Those gains will put national median prices near their nominal 2006 peak, though after adjusting for expected inflation rates, median home prices will still stand 25 percent below that level. (Of course, the bubble prices of 2006 are phony benchmarks, since houses had by that time become grossly overvalued.)
Moreover, those increases will not be uniform. Housing values among the 50 states and the 50 largest metros will vary drastically, with the strongest markets enjoying price rises three times higher than the weakest.
State and metro area rank low
So where do we stand? The states likely to see the strongest rise in the median price of an existing single-family home, measured from a market trough in early 2012 to the end of 2018, are New Mexico (33 percent), Mississippi (32 percent), Maine (31 percent), Illinois (31 percent), and New Hampshire (28 percent). Those with the lowest projected price rises are Washington, D.C. (6 percent), Minnesota (13 percent) — gulp! — Virginia (14 percent), New York (14 percent), and Alaska (15 percent).
Similarly, the Minneapolis-St. Paul-Bloomington metro also ranks low among the top 50 cities — fourth from the bottom, with a projected increase of 12 percent.
Those percentage increase forecasts do not tell the whole story, Keely says. Property in the Twin Cities, for example, is more valuable than property in Memphis, which occupies the No. 1 spot for growth, with the median house increasing in value by 33 percent from 2015 to 2018. But the median cost of a house there in 2018 is projected to be $157,000, while in the Twin Cities, it will hit $201,000. Minnesota — and the metro — may lag behind other areas, says Keely, perhaps because the rise and fall of housing values during the bubble and its aftermath were less precipitous than those of other states.
What’s more striking, perhaps, is the report’s conclusion that when it comes to housing — as with everything else — the rich get are getting richer. The report added up the total value of owner-occupied houses in each of the 50 largest metros and ranked them. As it turns out, the top 10 percent on that list held 52 percent of the total housing wealth – a total of $4.4 trillion. Despite the recession, those communities have experienced a 73 percent growth in housing value since 2000, 51 percent of the increase in income and 49 percent of the employment opportunities.
The gap between communities
The bottom 40 percent held just 8 percent of housing value, or $700 billion worth. In the same 12-year span, they had seen just 9 percent of the increase in income and 9 percent of the growth in employment opportunities. The upshot: There are not only wide gaps in wealth between individuals but also between entire communities, even in the same state or metropolitan region.

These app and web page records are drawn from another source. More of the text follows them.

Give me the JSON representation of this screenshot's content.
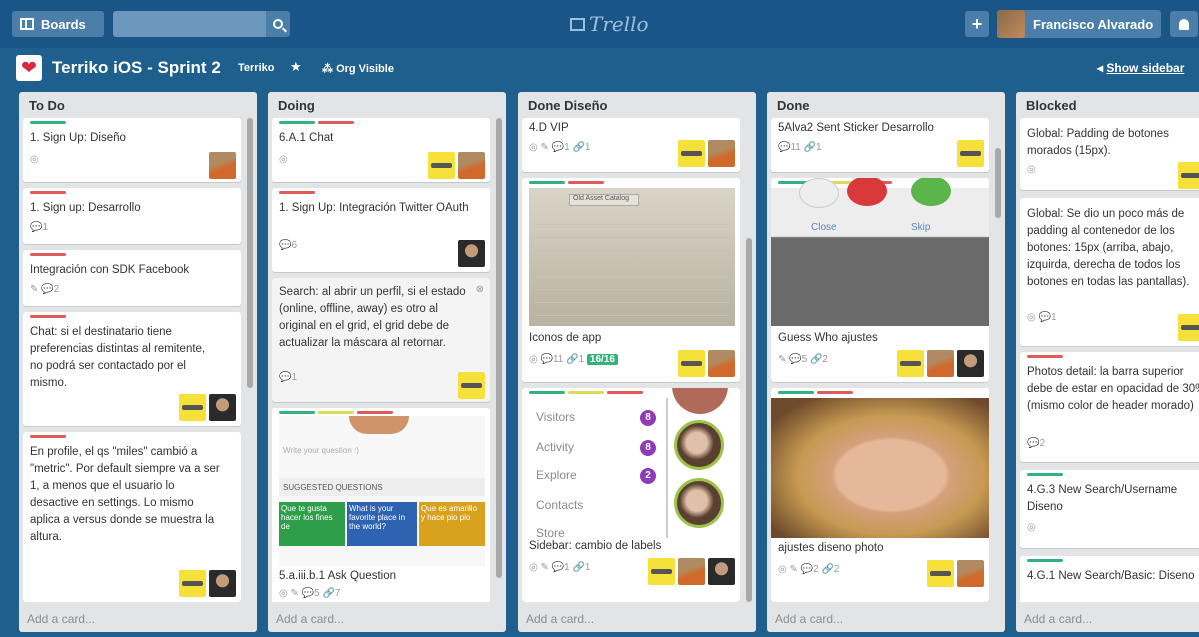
{
  "topbar": {
    "boards_label": "Boards",
    "logo": "Trello",
    "user_name": "Francisco Alvarado"
  },
  "board": {
    "title": "Terriko iOS - Sprint 2",
    "org": "Terriko",
    "visibility": "Org Visible",
    "show_sidebar": "Show sidebar"
  },
  "lists": [
    {
      "title": "To Do",
      "add_card": "Add a card...",
      "cards": [
        {
          "title": "1. Sign Up: Diseño",
          "badges": "◎"
        },
        {
          "title": "1. Sign up: Desarrollo",
          "badges": "💬1"
        },
        {
          "title": "Integración con SDK Facebook",
          "badges": "✎ 💬2"
        },
        {
          "title": "Chat: si el destinatario tiene preferencias distintas al remitente, no podrá ser contactado por el mismo.",
          "badges": ""
        },
        {
          "title": "En profile, el qs \"miles\" cambió a \"metric\". Por default siempre va a ser 1, a menos que el usuario lo desactive en settings. Lo mismo aplica a versus donde se muestra la altura.",
          "badges": ""
        }
      ]
    },
    {
      "title": "Doing",
      "add_card": "Add a card...",
      "cards": [
        {
          "title": "6.A.1 Chat",
          "badges": "◎"
        },
        {
          "title": "1. Sign Up: Integración Twitter OAuth",
          "badges": "💬6"
        },
        {
          "title": "Search: al abrir un perfil, si el estado (online, offline, away) es otro al original en el grid, el grid debe de actualizar la máscara al retornar.",
          "badges": "💬1"
        },
        {
          "title": "5.a.iii.b.1 Ask Question",
          "badges": "◎ ✎ 💬5 🔗7"
        }
      ]
    },
    {
      "title": "Done Diseño",
      "add_card": "Add a card...",
      "cards": [
        {
          "title": "4.D VIP",
          "badges": "◎ ✎ 💬1 🔗1"
        },
        {
          "title": "Iconos de app",
          "badges": "◎ 💬11 🔗1",
          "checklist": "16/16"
        },
        {
          "title": "Sidebar: cambio de labels",
          "badges": "◎ ✎ 💬1 🔗1"
        }
      ]
    },
    {
      "title": "Done",
      "add_card": "Add a card...",
      "cards": [
        {
          "title": "5Alva2 Sent Sticker Desarrollo",
          "badges": "💬11 🔗1"
        },
        {
          "title": "Guess Who ajustes",
          "badges": "✎ 💬5 🔗2"
        },
        {
          "title": "ajustes diseno photo",
          "badges": "◎ ✎ 💬2 🔗2"
        }
      ]
    },
    {
      "title": "Blocked",
      "add_card": "Add a card...",
      "cards": [
        {
          "title": "Global: Padding de botones morados (15px).",
          "badges": "◎"
        },
        {
          "title": "Global: Se dio un poco más de padding al contenedor de los botones: 15px (arriba, abajo, izquirda, derecha de todos los botones en todas las pantallas).",
          "badges": "◎ 💬1"
        },
        {
          "title": "Photos detail: la barra superior debe de estar en opacidad de 30% (mismo color de header morado)",
          "badges": "💬2"
        },
        {
          "title": "4.G.3 New Search/Username Diseno",
          "badges": "◎"
        },
        {
          "title": "4.G.1 New Search/Basic: Diseno",
          "badges": ""
        }
      ]
    }
  ],
  "image_texts": {
    "ask_placeholder": "Write your question :)",
    "suggested": "SUGGESTED QUESTIONS",
    "q1": "Que te gusta hacer los fines de",
    "q2": "What is your favorite place in the world?",
    "q3": "Que es amarillo y hace pio pio",
    "sidebar_visitors": "Visitors",
    "sidebar_activity": "Activity",
    "sidebar_explore": "Explore",
    "sidebar_contacts": "Contacts",
    "sidebar_store": "Store",
    "badge_visitors": "8",
    "badge_activity": "8",
    "badge_explore": "2",
    "close": "Close",
    "skip": "Skip",
    "catalog": "Old Asset Catalog"
  },
  "colors": {
    "board_bg": "#1f5f8e",
    "header_bg": "#1a5587",
    "list_bg": "#e2e4e6",
    "label_green": "#34b27d",
    "label_red": "#e05a5a",
    "label_yellow": "#dbdb57"
  }
}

How will that play out in the future? Projections over the next few years show property values in the top 10 percent of communities set to rise seven times more than those in the bottom 40 percent — $1.9 trillion to $260 million. For the well-off communities, the increase translates to a virtuous cycle; more property-tax revenues support more public services like schools, parks and mass transit. Those in turn draw more people, and they drive housing values up still further. For poorer towns, the spiral works in reverse. Tax dollars fall, public amenities decline, employers move elsewhere and property values drop.
That rich-getting-richer syndrome spells stasis. Only about a dozen of the 2,200 towns studied moved into or out of the top ranks in recent years. “Absent unexpected developments, it seems highly likely that the weakest communities will lag further and further behind,” write the authors who sorted towns and cities into nine different types, ranging from the successful — so-called “Affluent Metroburbs” — to the troubled or “Endangered Communities.” In Minnesota, only Hibbing ranked as “Endangered.” (You can see where your own town falls on the institute’s interactive maps.)
What to do about the gaps in community well-being? Keely has no ready answer. “Our goal was to shine a light, to help people see inequality at the community level.” The first step toward any change, she adds, is “to understand the landscape.”